--- DATA FOR THIS TASK ---
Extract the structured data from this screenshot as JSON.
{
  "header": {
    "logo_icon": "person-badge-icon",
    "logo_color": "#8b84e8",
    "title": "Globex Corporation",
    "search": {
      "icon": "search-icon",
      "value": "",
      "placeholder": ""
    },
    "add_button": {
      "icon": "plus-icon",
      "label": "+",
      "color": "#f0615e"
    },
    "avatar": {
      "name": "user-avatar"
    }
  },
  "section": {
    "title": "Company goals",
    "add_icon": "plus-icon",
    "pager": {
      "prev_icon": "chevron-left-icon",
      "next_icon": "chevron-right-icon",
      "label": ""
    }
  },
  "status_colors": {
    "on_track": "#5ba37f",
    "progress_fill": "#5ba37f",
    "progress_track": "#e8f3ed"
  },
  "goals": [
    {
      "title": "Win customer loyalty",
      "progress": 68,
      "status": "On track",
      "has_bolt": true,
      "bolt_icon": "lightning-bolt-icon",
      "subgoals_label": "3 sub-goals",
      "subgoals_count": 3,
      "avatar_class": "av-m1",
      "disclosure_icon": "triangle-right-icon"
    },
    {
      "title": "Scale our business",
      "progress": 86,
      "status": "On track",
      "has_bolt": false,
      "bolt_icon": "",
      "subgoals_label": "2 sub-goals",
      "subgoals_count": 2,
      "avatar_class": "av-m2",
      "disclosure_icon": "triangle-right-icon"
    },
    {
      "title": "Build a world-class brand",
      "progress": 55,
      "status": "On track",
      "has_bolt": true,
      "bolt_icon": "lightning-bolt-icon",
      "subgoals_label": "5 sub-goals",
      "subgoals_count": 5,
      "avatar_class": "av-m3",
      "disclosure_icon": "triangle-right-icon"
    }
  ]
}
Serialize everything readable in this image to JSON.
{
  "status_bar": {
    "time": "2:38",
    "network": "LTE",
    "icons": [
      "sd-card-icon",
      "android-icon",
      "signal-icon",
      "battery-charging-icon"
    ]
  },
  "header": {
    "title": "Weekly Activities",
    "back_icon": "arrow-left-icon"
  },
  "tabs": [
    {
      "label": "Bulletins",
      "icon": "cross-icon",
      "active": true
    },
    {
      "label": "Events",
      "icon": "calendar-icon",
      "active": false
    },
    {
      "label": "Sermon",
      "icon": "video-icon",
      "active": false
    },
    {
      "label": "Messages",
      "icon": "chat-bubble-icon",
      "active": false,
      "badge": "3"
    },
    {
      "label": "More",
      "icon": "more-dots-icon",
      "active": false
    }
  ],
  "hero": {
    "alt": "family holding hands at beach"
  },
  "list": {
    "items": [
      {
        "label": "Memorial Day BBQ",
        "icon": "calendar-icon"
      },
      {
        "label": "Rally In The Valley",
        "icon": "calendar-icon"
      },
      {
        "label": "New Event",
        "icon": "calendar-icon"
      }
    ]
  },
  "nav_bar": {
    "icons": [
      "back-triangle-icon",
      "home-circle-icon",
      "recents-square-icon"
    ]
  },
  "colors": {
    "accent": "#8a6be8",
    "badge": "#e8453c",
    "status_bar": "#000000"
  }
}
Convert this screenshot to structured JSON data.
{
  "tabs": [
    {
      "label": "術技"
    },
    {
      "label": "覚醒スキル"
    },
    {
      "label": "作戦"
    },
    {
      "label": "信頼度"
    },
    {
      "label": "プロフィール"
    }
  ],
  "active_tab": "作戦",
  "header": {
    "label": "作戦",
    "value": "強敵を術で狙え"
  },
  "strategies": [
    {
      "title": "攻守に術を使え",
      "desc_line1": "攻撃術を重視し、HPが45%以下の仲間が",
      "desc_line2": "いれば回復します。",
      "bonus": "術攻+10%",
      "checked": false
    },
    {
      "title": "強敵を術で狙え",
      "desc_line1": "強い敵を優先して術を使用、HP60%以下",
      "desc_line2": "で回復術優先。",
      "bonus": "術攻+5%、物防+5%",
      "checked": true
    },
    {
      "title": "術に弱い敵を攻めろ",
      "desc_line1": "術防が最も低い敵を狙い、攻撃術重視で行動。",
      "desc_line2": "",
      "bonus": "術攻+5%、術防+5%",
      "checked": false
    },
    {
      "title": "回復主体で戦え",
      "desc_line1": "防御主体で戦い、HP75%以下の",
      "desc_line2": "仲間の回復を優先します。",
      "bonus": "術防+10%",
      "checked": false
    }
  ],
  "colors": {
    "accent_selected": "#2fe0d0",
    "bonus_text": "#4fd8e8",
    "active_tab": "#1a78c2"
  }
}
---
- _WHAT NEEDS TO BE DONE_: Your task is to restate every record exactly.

- _SOLUTION FOR THIS PROBLEM_:
Extract the structured data from this screenshot as JSON.
{
  "header": {
    "logo_icon": "person-badge-icon",
    "logo_color": "#8b84e8",
    "title": "Globex Corporation",
    "search": {
      "icon": "search-icon",
      "value": "",
      "placeholder": ""
    },
    "add_button": {
      "icon": "plus-icon",
      "label": "+",
      "color": "#f0615e"
    },
    "avatar": {
      "name": "user-avatar"
    }
  },
  "section": {
    "title": "Company goals",
    "add_icon": "plus-icon",
    "pager": {
      "prev_icon": "chevron-left-icon",
      "next_icon": "chevron-right-icon",
      "label": ""
    }
  },
  "status_colors": {
    "on_track": "#5ba37f",
    "progress_fill": "#5ba37f",
    "progress_track": "#e8f3ed"
  },
  "goals": [
    {
      "title": "Win customer loyalty",
      "progress": 68,
      "status": "On track",
      "has_bolt": true,
      "bolt_icon": "lightning-bolt-icon",
      "subgoals_label": "3 sub-goals",
      "subgoals_count": 3,
      "avatar_class": "av-m1",
      "disclosure_icon": "triangle-right-icon"
    },
    {
      "title": "Scale our business",
      "progress": 86,
      "status": "On track",
      "has_bolt": false,
      "bolt_icon": "",
      "subgoals_label": "2 sub-goals",
      "subgoals_count": 2,
      "avatar_class": "av-m2",
      "disclosure_icon": "triangle-right-icon"
    },
    {
      "title": "Build a world-class brand",
      "progress": 55,
      "status": "On track",
      "has_bolt": true,
      "bolt_icon": "lightning-bolt-icon",
      "subgoals_label": "5 sub-goals",
      "subgoals_count": 5,
      "avatar_class": "av-m3",
      "disclosure_icon": "triangle-right-icon"
    }
  ]
}
Serialize everything readable in this image to JSON.
{
  "status_bar": {
    "time": "2:38",
    "network": "LTE",
    "icons": [
      "sd-card-icon",
      "android-icon",
      "signal-icon",
      "battery-charging-icon"
    ]
  },
  "header": {
    "title": "Weekly Activities",
    "back_icon": "arrow-left-icon"
  },
  "tabs": [
    {
      "label": "Bulletins",
      "icon": "cross-icon",
      "active": true
    },
    {
      "label": "Events",
      "icon": "calendar-icon",
      "active": false
    },
    {
      "label": "Sermon",
      "icon": "video-icon",
      "active": false
    },
    {
      "label": "Messages",
      "icon": "chat-bubble-icon",
      "active": false,
      "badge": "3"
    },
    {
      "label": "More",
      "icon": "more-dots-icon",
      "active": false
    }
  ],
  "hero": {
    "alt": "family holding hands at beach"
  },
  "list": {
    "items": [
      {
        "label": "Memorial Day BBQ",
        "icon": "calendar-icon"
      },
      {
        "label": "Rally In The Valley",
        "icon": "calendar-icon"
      },
      {
        "label": "New Event",
        "icon": "calendar-icon"
      }
    ]
  },
  "nav_bar": {
    "icons": [
      "back-triangle-icon",
      "home-circle-icon",
      "recents-square-icon"
    ]
  },
  "colors": {
    "accent": "#8a6be8",
    "badge": "#e8453c",
    "status_bar": "#000000"
  }
}
Convert this screenshot to structured JSON data.
{
  "tabs": [
    {
      "label": "術技"
    },
    {
      "label": "覚醒スキル"
    },
    {
      "label": "作戦"
    },
    {
      "label": "信頼度"
    },
    {
      "label": "プロフィール"
    }
  ],
  "active_tab": "作戦",
  "header": {
    "label": "作戦",
    "value": "強敵を術で狙え"
  },
  "strategies": [
    {
      "title": "攻守に術を使え",
      "desc_line1": "攻撃術を重視し、HPが45%以下の仲間が",
      "desc_line2": "いれば回復します。",
      "bonus": "術攻+10%",
      "checked": false
    },
    {
      "title": "強敵を術で狙え",
      "desc_line1": "強い敵を優先して術を使用、HP60%以下",
      "desc_line2": "で回復術優先。",
      "bonus": "術攻+5%、物防+5%",
      "checked": true
    },
    {
      "title": "術に弱い敵を攻めろ",
      "desc_line1": "術防が最も低い敵を狙い、攻撃術重視で行動。",
      "desc_line2": "",
      "bonus": "術攻+5%、術防+5%",
      "checked": false
    },
    {
      "title": "回復主体で戦え",
      "desc_line1": "防御主体で戦い、HP75%以下の",
      "desc_line2": "仲間の回復を優先します。",
      "bonus": "術防+10%",
      "checked": false
    }
  ],
  "colors": {
    "accent_selected": "#2fe0d0",
    "bonus_text": "#4fd8e8",
    "active_tab": "#1a78c2"
  }
}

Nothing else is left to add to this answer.